I have discovered that hitchhikers--at least many of those prone to leaving their marks on road-side light poles—as an aggregate are exceptional at coming up with colorful nicknames for themselves. Maybe it’s the frame of mind developed while standing out there for long stints fruitlessly flagging rides. Maybe some want to leave an otherwise anonymous “I was here” (e.g., pasó por aquí) record of themselves that today we call a “brand.” Maybe others prefer announcing their existence in obscurity because of some covert or clandestine motive. Maybe as risk-takers, some are compelled to take nicknames that fit their personality or particular condition. Maybe if examined by a sociologist, perhaps a more clinical conclusion, definitive diagnosis, or accurate analysis than any of these may emerge. In any case, contrary to one's given or first name (praenomen to you Romans of olde, or the agnomen bestowed on said Latin-Europeans as an honor from others other than mothers and fathers), these hitchhiker nicknames seem to be names more taken than given.
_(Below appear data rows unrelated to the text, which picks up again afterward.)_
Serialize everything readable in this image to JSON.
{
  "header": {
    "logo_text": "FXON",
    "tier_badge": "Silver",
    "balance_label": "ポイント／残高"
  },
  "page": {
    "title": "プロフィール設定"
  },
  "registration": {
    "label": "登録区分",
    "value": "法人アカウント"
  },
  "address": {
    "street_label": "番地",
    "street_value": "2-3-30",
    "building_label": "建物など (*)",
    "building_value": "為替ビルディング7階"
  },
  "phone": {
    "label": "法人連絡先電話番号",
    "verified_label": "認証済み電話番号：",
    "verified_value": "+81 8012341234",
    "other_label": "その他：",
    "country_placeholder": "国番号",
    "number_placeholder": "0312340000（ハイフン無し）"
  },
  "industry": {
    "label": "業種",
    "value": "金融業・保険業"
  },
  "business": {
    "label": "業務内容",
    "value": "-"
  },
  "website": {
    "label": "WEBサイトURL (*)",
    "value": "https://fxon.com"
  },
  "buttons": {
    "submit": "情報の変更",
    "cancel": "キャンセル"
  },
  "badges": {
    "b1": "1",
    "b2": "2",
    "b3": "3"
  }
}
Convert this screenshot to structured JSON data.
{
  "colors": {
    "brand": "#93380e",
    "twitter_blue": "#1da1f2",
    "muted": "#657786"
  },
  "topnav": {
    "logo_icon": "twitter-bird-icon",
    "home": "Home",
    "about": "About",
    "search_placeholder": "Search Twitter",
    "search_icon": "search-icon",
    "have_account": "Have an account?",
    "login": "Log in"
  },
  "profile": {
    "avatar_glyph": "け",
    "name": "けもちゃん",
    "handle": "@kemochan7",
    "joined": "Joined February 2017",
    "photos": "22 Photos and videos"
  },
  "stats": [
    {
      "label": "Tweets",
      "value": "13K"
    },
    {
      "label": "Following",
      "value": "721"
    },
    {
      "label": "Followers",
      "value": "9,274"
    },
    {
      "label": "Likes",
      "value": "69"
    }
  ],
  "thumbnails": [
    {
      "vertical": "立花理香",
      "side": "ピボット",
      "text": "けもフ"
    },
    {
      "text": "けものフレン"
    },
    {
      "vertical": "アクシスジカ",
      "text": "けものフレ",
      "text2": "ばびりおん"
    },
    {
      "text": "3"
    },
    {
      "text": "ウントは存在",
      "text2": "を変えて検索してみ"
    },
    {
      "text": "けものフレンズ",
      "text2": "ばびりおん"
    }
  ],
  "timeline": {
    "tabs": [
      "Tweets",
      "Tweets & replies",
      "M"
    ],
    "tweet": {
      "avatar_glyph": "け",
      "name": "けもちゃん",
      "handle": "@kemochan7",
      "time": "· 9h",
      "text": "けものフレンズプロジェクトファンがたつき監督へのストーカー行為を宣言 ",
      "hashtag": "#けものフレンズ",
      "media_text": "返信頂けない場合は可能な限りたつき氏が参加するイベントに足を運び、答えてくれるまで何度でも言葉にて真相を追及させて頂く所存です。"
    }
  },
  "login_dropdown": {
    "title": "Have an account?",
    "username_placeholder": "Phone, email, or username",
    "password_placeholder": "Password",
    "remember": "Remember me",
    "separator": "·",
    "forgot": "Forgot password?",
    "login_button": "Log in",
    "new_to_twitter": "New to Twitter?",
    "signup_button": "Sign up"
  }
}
Anyway, having collected several hundred nicknames from light poles, I tried to organize them in some sort of order or groupings so they can be examined or simply better enjoyed. This has proved challenging. The easiest way was to arrange them chronologically as I collected them, and then in alphabetical order. But these approaches simply create laundry lists and mute the muses they trigger and stifle the music they make. So then I chose somewhat arbitrary, yet what seemed reasonable categories: animal, vegetable, mineral, drifter/traveler, spiritual/religious, celestial, druggie/trippy, Indian, rhymers, couples/groups, and the bizarre or disturbing. There are also those I consider most intriguing and those which I cannot determine if they have typos in them or are wonderful double entendres or are otherwise plays on words.
This is the beauty and frustrating double-edged sword of logging hitchhiker inscriptions in general--did the author really mean what I think they meant to convey or were they merely semiliterate? (Is someone semiliterate or semi-illiterate or semilliterate?) I guess it depends on whether the class was half absent or half present (half full? halffull? halfull? halful? halfull? Or half empty? halfempty? haffempty? hafempty?) In any case, it is a ha'penny coin toss or for your thoughts on figuring how to fulfill these criteria). Or it is possible that the author had poor penmanship or the writing has faded or was otherwise obfuscated. In any case, the author is not available to provide insight, so I make the best guess I can.
A perfect example of this is misspelled, or perhaps cleverly devised nickname, “Newport Beach Phyco,” which I logged at the on-ramp at US 101 North in San Mateo, California. Did the hitchhiker intend to write “phyco,” or more likely attempt to spell “psycho,” and got it pathetically wrong? Or was the hitchhiker brilliant and spelled it correctly? “Phyco” is a term used by biologists when classifying seaweed--phycology being the study of seaweed and algae; organisms quite common to and ubiquitous around the Newport Beach area. So, was this hitchhiker from this Southern California coastal town a self-described so-called lunatic (psycho) or taking the nickname after the plant-like marine growths? I likely never will definitively know, but nothing to get lose sleep over or get psyched-out about.